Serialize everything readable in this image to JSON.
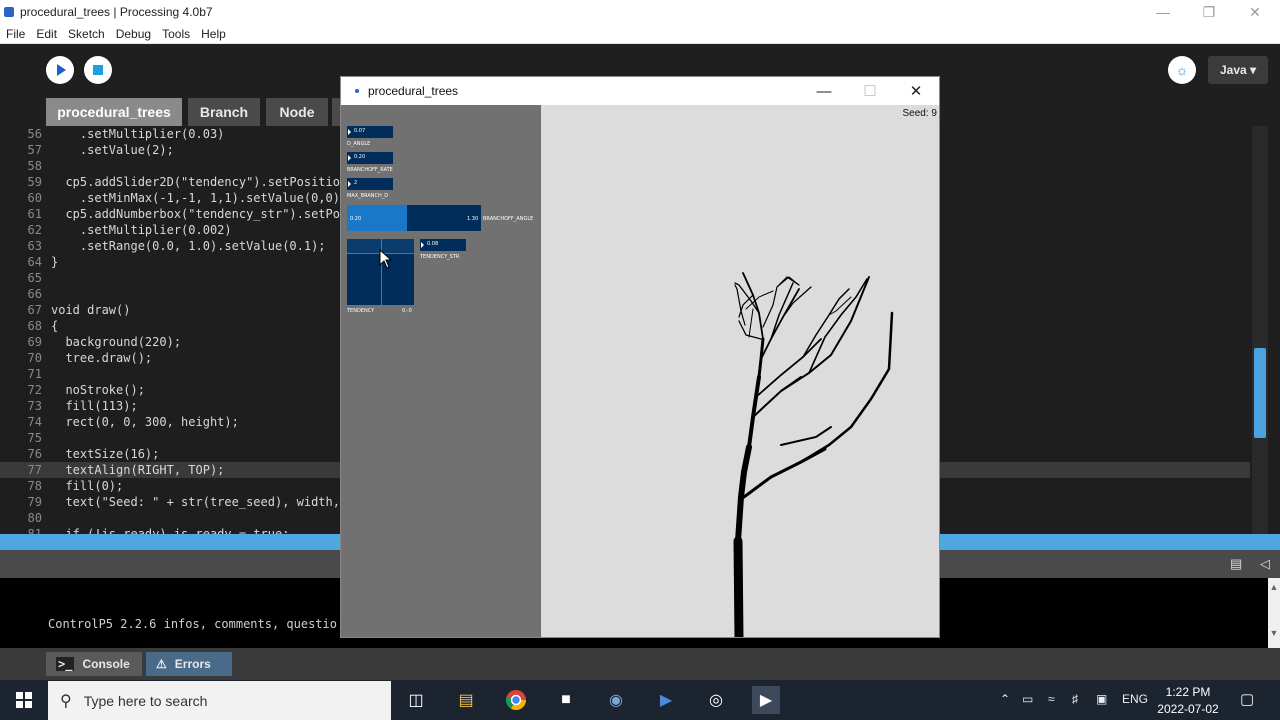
{
  "window": {
    "title": "procedural_trees | Processing 4.0b7"
  },
  "menu": [
    "File",
    "Edit",
    "Sketch",
    "Debug",
    "Tools",
    "Help"
  ],
  "toolbar": {
    "mode": "Java ▾"
  },
  "tabs": [
    "procedural_trees",
    "Branch",
    "Node"
  ],
  "code": [
    {
      "n": "56",
      "t": "    .setMultiplier(0.03)"
    },
    {
      "n": "57",
      "t": "    .setValue(2);"
    },
    {
      "n": "58",
      "t": ""
    },
    {
      "n": "59",
      "t": "  cp5.addSlider2D(\"tendency\").setPosition"
    },
    {
      "n": "60",
      "t": "    .setMinMax(-1,-1, 1,1).setValue(0,0);"
    },
    {
      "n": "61",
      "t": "  cp5.addNumberbox(\"tendency_str\").setPos"
    },
    {
      "n": "62",
      "t": "    .setMultiplier(0.002)"
    },
    {
      "n": "63",
      "t": "    .setRange(0.0, 1.0).setValue(0.1);"
    },
    {
      "n": "64",
      "t": "}"
    },
    {
      "n": "65",
      "t": ""
    },
    {
      "n": "66",
      "t": ""
    },
    {
      "n": "67",
      "t": "void draw()"
    },
    {
      "n": "68",
      "t": "{"
    },
    {
      "n": "69",
      "t": "  background(220);"
    },
    {
      "n": "70",
      "t": "  tree.draw();"
    },
    {
      "n": "71",
      "t": ""
    },
    {
      "n": "72",
      "t": "  noStroke();"
    },
    {
      "n": "73",
      "t": "  fill(113);"
    },
    {
      "n": "74",
      "t": "  rect(0, 0, 300, height);"
    },
    {
      "n": "75",
      "t": ""
    },
    {
      "n": "76",
      "t": "  textSize(16);"
    },
    {
      "n": "77",
      "t": "  textAlign(RIGHT, TOP);"
    },
    {
      "n": "78",
      "t": "  fill(0);"
    },
    {
      "n": "79",
      "t": "  text(\"Seed: \" + str(tree_seed), width, "
    },
    {
      "n": "80",
      "t": ""
    },
    {
      "n": "81",
      "t": "  if (!is_ready) is_ready = true;"
    }
  ],
  "console": {
    "text": "ControlP5 2.2.6 infos, comments, questio"
  },
  "console_tabs": [
    "Console",
    "Errors"
  ],
  "sketch": {
    "title": "procedural_trees",
    "seed": "Seed: 9",
    "controls": {
      "d_angle": {
        "value": "0.07",
        "label": "D_ANGLE"
      },
      "branchoff_rate": {
        "value": "0.20",
        "label": "BRANCHOFF_RATE"
      },
      "max_branch_d": {
        "value": "2",
        "label": "MAX_BRANCH_D"
      },
      "branchoff_angle": {
        "min": "0.20",
        "max": "1.30",
        "label": "BRANCHOFF_ANGLE",
        "fill": 0.45
      },
      "tendency_str": {
        "value": "0.08",
        "label": "TENDENCY_STR"
      },
      "tendency": {
        "label": "TENDENCY",
        "value": "0,-0"
      }
    }
  },
  "taskbar": {
    "search_placeholder": "Type here to search",
    "lang": "ENG",
    "time": "1:22 PM",
    "date": "2022-07-02"
  }
}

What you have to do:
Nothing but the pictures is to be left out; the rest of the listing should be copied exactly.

Answer to this problem:
Serialize everything readable in this image to JSON.
{
  "window": {
    "title": "procedural_trees | Processing 4.0b7"
  },
  "menu": [
    "File",
    "Edit",
    "Sketch",
    "Debug",
    "Tools",
    "Help"
  ],
  "toolbar": {
    "mode": "Java ▾"
  },
  "tabs": [
    "procedural_trees",
    "Branch",
    "Node"
  ],
  "code": [
    {
      "n": "56",
      "t": "    .setMultiplier(0.03)"
    },
    {
      "n": "57",
      "t": "    .setValue(2);"
    },
    {
      "n": "58",
      "t": ""
    },
    {
      "n": "59",
      "t": "  cp5.addSlider2D(\"tendency\").setPosition"
    },
    {
      "n": "60",
      "t": "    .setMinMax(-1,-1, 1,1).setValue(0,0);"
    },
    {
      "n": "61",
      "t": "  cp5.addNumberbox(\"tendency_str\").setPos"
    },
    {
      "n": "62",
      "t": "    .setMultiplier(0.002)"
    },
    {
      "n": "63",
      "t": "    .setRange(0.0, 1.0).setValue(0.1);"
    },
    {
      "n": "64",
      "t": "}"
    },
    {
      "n": "65",
      "t": ""
    },
    {
      "n": "66",
      "t": ""
    },
    {
      "n": "67",
      "t": "void draw()"
    },
    {
      "n": "68",
      "t": "{"
    },
    {
      "n": "69",
      "t": "  background(220);"
    },
    {
      "n": "70",
      "t": "  tree.draw();"
    },
    {
      "n": "71",
      "t": ""
    },
    {
      "n": "72",
      "t": "  noStroke();"
    },
    {
      "n": "73",
      "t": "  fill(113);"
    },
    {
      "n": "74",
      "t": "  rect(0, 0, 300, height);"
    },
    {
      "n": "75",
      "t": ""
    },
    {
      "n": "76",
      "t": "  textSize(16);"
    },
    {
      "n": "77",
      "t": "  textAlign(RIGHT, TOP);"
    },
    {
      "n": "78",
      "t": "  fill(0);"
    },
    {
      "n": "79",
      "t": "  text(\"Seed: \" + str(tree_seed), width, "
    },
    {
      "n": "80",
      "t": ""
    },
    {
      "n": "81",
      "t": "  if (!is_ready) is_ready = true;"
    }
  ],
  "console": {
    "text": "ControlP5 2.2.6 infos, comments, questio"
  },
  "console_tabs": [
    "Console",
    "Errors"
  ],
  "sketch": {
    "title": "procedural_trees",
    "seed": "Seed: 9",
    "controls": {
      "d_angle": {
        "value": "0.07",
        "label": "D_ANGLE"
      },
      "branchoff_rate": {
        "value": "0.20",
        "label": "BRANCHOFF_RATE"
      },
      "max_branch_d": {
        "value": "2",
        "label": "MAX_BRANCH_D"
      },
      "branchoff_angle": {
        "min": "0.20",
        "max": "1.30",
        "label": "BRANCHOFF_ANGLE",
        "fill": 0.45
      },
      "tendency_str": {
        "value": "0.08",
        "label": "TENDENCY_STR"
      },
      "tendency": {
        "label": "TENDENCY",
        "value": "0,-0"
      }
    }
  },
  "taskbar": {
    "search_placeholder": "Type here to search",
    "lang": "ENG",
    "time": "1:22 PM",
    "date": "2022-07-02"
  }
}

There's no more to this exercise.